Segment Start: DATA EXTRACT
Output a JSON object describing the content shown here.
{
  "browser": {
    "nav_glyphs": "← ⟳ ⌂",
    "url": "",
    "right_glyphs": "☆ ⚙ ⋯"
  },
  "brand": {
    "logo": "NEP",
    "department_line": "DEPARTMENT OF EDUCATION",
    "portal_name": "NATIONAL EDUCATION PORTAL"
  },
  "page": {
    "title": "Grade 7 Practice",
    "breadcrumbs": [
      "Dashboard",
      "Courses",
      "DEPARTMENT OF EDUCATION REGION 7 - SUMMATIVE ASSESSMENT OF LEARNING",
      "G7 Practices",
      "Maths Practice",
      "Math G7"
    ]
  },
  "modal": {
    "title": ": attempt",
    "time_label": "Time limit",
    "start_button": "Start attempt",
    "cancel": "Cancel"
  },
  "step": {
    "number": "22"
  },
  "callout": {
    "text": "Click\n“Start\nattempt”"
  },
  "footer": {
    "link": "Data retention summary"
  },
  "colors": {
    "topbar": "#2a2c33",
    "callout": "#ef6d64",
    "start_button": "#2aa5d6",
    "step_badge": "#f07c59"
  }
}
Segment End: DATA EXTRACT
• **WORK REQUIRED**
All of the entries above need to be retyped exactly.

• **ANSWER BOX**
Output a JSON object describing the content shown here.
{
  "browser": {
    "nav_glyphs": "← ⟳ ⌂",
    "url": "",
    "right_glyphs": "☆ ⚙ ⋯"
  },
  "brand": {
    "logo": "NEP",
    "department_line": "DEPARTMENT OF EDUCATION",
    "portal_name": "NATIONAL EDUCATION PORTAL"
  },
  "page": {
    "title": "Grade 7 Practice",
    "breadcrumbs": [
      "Dashboard",
      "Courses",
      "DEPARTMENT OF EDUCATION REGION 7 - SUMMATIVE ASSESSMENT OF LEARNING",
      "G7 Practices",
      "Maths Practice",
      "Math G7"
    ]
  },
  "modal": {
    "title": ": attempt",
    "time_label": "Time limit",
    "start_button": "Start attempt",
    "cancel": "Cancel"
  },
  "step": {
    "number": "22"
  },
  "callout": {
    "text": "Click\n“Start\nattempt”"
  },
  "footer": {
    "link": "Data retention summary"
  },
  "colors": {
    "topbar": "#2a2c33",
    "callout": "#ef6d64",
    "start_button": "#2aa5d6",
    "step_badge": "#f07c59"
  }
}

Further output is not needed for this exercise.